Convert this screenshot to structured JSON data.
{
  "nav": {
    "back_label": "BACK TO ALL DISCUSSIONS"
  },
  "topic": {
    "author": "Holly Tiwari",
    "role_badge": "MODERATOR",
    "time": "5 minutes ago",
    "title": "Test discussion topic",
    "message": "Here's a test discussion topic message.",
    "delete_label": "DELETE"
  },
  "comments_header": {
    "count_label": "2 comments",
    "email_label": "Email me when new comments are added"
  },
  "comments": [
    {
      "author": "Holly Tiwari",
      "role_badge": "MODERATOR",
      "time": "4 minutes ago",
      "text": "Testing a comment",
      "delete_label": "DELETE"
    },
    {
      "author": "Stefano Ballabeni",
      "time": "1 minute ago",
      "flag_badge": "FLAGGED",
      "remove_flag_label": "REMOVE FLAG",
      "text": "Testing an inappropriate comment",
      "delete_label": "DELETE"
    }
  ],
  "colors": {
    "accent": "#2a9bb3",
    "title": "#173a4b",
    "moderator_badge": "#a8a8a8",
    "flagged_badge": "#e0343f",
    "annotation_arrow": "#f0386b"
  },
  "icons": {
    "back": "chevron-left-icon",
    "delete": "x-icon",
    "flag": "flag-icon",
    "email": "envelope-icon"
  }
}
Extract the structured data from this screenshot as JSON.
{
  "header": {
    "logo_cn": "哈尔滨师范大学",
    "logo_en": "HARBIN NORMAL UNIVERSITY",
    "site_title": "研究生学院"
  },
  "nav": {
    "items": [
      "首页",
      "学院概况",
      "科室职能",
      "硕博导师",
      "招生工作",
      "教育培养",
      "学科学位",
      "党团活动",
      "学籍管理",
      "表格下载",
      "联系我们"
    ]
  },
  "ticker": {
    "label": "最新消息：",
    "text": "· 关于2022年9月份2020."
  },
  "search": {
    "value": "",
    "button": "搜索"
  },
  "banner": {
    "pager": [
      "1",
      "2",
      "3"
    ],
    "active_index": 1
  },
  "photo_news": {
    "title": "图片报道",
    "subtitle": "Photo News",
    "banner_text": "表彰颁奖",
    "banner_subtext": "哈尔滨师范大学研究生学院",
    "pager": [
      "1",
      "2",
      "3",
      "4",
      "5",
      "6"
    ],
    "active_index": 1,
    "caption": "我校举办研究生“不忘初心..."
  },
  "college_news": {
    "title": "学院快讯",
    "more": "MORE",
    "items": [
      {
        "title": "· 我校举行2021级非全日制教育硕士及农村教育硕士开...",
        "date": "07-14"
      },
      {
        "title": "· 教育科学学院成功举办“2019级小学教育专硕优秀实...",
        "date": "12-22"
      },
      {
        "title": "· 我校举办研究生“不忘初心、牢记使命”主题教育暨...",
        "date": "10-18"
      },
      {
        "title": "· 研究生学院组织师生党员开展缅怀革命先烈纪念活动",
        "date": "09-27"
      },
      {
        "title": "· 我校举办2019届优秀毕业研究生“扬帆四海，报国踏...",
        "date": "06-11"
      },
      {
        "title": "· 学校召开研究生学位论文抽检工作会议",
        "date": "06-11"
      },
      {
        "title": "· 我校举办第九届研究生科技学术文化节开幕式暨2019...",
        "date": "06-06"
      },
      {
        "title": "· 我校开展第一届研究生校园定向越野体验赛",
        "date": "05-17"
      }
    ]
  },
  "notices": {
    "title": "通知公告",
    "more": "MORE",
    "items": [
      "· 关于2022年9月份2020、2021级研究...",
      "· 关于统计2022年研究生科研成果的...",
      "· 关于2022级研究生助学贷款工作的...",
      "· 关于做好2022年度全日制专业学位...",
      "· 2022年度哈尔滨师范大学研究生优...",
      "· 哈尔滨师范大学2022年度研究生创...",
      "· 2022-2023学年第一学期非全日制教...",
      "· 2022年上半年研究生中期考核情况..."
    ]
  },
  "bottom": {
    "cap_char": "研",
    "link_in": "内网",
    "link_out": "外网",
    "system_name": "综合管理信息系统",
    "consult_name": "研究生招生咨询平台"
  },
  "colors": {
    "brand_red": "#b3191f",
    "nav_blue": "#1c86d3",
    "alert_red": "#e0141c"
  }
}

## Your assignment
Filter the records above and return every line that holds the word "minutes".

## Result of this exercise
    "time": "5 minutes ago",
      "time": "4 minutes ago",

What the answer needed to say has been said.